Top of TASK DATA

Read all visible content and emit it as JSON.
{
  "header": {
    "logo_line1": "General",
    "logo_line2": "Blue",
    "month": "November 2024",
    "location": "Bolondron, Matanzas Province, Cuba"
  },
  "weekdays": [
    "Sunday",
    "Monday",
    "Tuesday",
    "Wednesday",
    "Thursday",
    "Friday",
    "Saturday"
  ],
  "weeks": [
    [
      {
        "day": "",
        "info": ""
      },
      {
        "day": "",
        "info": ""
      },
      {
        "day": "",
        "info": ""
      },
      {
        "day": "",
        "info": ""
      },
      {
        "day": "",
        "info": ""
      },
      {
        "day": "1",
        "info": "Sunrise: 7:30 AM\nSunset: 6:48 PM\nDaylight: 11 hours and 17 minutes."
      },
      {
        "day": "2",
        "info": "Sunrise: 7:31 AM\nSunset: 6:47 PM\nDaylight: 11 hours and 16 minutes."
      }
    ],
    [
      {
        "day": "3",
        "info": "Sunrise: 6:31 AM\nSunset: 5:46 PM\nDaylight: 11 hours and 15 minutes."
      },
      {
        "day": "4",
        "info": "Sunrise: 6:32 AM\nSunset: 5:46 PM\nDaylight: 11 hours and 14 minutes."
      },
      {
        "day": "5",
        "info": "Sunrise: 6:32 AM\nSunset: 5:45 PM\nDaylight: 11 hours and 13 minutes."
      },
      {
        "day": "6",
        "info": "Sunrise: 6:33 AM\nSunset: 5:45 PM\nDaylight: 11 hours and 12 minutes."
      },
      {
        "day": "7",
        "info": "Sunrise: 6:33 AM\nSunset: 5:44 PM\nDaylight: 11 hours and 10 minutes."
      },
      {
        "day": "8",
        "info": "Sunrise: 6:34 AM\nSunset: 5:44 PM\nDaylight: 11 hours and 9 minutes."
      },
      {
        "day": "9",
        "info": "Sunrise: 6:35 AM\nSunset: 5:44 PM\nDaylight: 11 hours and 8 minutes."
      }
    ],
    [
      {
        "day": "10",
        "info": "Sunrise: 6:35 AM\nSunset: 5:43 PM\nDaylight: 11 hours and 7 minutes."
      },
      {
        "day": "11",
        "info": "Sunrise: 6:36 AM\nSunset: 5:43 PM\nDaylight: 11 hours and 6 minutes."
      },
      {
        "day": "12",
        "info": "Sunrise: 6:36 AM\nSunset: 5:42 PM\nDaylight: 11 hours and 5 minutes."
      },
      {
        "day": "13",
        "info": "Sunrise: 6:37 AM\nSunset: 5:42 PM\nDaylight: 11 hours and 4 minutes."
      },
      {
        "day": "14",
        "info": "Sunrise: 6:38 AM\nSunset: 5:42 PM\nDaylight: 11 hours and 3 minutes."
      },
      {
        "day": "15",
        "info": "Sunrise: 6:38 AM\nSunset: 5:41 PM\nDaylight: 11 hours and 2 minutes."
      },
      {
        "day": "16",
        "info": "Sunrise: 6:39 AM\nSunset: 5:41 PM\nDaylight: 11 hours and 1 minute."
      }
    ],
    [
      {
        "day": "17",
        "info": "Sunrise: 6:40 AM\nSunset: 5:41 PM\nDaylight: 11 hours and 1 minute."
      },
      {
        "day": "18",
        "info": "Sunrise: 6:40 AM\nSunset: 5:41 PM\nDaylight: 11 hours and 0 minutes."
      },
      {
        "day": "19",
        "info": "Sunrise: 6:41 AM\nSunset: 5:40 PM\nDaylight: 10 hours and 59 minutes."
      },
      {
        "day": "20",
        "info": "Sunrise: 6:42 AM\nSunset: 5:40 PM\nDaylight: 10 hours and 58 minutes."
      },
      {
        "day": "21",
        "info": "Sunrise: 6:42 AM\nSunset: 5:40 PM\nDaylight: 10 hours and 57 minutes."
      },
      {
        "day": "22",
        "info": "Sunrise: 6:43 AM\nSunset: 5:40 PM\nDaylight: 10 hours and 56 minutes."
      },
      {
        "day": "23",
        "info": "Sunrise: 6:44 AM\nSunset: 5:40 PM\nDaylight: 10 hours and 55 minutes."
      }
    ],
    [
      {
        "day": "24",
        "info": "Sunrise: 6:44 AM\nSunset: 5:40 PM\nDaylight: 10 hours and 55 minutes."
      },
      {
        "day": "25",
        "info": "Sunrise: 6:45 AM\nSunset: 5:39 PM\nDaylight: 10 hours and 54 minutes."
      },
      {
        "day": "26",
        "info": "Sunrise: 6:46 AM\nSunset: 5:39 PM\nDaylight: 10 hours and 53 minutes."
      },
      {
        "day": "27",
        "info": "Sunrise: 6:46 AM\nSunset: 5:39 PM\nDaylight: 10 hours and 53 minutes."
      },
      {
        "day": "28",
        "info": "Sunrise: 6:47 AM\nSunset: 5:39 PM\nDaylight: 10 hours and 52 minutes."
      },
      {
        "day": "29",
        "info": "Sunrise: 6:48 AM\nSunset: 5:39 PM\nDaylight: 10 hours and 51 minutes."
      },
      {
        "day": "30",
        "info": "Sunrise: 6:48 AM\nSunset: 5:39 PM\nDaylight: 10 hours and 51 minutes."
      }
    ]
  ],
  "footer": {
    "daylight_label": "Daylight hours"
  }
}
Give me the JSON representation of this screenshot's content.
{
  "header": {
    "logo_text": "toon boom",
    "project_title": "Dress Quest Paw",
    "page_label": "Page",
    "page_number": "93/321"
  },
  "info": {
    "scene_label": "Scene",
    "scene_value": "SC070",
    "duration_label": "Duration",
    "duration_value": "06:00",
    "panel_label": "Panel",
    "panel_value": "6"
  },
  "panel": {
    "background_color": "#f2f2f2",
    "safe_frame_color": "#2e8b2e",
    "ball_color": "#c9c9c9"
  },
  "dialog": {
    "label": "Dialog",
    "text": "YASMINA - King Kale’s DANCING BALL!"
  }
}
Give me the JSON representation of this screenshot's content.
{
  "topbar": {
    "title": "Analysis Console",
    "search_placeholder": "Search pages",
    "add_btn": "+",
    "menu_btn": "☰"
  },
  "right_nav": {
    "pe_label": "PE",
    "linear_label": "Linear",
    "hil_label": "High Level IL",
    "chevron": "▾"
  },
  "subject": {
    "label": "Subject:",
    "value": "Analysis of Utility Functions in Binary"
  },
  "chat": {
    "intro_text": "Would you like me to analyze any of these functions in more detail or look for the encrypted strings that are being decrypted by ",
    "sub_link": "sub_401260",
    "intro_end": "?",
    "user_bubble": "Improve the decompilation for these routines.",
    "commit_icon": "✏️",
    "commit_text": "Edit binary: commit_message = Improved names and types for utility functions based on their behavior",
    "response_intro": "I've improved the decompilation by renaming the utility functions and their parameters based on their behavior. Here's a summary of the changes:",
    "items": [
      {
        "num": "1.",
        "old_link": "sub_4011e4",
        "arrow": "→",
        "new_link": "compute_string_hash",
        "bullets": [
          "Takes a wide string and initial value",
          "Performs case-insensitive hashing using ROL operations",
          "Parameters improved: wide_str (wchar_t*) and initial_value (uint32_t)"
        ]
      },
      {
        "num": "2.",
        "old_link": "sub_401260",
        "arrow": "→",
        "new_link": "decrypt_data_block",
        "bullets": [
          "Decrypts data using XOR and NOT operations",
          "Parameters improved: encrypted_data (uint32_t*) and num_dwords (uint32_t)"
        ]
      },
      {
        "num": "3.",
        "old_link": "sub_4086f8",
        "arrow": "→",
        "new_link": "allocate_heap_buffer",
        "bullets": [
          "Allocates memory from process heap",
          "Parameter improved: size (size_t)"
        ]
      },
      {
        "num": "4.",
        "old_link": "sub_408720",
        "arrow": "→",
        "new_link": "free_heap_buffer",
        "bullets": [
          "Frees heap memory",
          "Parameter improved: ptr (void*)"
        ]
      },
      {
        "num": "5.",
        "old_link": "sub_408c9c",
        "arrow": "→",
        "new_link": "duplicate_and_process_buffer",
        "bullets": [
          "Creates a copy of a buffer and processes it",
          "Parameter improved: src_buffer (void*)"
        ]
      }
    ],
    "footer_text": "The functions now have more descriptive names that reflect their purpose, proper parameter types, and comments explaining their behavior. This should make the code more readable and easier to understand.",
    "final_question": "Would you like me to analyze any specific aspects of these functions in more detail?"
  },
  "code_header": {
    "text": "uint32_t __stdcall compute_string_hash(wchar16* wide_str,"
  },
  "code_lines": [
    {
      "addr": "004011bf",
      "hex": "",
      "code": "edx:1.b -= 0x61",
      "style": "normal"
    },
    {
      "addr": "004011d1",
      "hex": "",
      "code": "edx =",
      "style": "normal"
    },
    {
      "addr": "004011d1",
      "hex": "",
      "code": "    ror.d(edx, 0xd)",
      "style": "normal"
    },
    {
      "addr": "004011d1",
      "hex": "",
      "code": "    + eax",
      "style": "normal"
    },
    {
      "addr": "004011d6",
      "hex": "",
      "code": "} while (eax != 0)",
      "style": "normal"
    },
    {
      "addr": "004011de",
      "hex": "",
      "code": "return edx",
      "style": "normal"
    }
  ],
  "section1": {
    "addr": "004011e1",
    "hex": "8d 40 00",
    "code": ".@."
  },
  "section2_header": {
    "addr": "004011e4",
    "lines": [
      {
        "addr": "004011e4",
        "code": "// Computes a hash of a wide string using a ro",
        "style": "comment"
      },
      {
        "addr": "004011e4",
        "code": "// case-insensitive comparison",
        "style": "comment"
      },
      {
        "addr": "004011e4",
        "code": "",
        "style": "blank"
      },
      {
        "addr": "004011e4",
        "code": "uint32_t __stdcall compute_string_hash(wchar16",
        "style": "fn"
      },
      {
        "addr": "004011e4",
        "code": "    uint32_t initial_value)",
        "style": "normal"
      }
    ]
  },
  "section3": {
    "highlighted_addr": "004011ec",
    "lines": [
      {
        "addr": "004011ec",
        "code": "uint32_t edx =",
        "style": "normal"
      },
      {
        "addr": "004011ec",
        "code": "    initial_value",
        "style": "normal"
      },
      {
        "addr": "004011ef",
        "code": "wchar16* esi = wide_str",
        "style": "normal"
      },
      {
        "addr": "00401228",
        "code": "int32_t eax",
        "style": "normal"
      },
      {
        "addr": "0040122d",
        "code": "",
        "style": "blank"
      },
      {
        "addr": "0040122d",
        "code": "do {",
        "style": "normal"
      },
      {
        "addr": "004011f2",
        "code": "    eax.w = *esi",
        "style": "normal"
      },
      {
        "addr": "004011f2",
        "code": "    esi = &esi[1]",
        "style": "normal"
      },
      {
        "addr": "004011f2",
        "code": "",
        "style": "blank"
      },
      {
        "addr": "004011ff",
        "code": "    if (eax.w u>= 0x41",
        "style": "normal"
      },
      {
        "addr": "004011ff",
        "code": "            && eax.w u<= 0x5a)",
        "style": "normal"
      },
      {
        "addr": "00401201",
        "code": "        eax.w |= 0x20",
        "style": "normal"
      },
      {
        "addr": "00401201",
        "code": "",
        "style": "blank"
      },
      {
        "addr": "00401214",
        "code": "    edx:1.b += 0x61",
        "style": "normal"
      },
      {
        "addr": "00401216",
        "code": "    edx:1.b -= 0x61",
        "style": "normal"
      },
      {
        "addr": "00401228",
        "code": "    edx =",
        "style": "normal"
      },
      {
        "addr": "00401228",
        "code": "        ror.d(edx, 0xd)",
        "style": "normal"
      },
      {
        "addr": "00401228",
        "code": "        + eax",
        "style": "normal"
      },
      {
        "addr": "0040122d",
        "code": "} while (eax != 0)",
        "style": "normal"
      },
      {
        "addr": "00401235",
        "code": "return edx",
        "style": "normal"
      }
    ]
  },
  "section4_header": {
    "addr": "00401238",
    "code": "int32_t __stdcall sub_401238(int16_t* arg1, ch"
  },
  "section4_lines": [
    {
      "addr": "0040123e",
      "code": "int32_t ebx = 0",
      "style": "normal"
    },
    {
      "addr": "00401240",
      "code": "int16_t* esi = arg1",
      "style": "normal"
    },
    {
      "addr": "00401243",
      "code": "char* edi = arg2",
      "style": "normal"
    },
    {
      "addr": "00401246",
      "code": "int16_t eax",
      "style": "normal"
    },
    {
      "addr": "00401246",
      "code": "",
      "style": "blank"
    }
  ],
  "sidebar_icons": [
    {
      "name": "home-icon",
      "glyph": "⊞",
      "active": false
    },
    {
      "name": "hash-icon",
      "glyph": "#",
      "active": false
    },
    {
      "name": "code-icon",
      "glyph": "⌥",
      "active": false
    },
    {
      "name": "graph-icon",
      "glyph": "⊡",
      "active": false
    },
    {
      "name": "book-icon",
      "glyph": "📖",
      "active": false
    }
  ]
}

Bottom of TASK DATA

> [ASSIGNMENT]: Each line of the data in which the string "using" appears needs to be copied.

> [SOLUTION TO THE EXERCISE]:
          "Performs case-insensitive hashing using ROL operations",
          "Decrypts data using XOR and NOT operations",
        "code": "// Computes a hash of a wide string using a ro",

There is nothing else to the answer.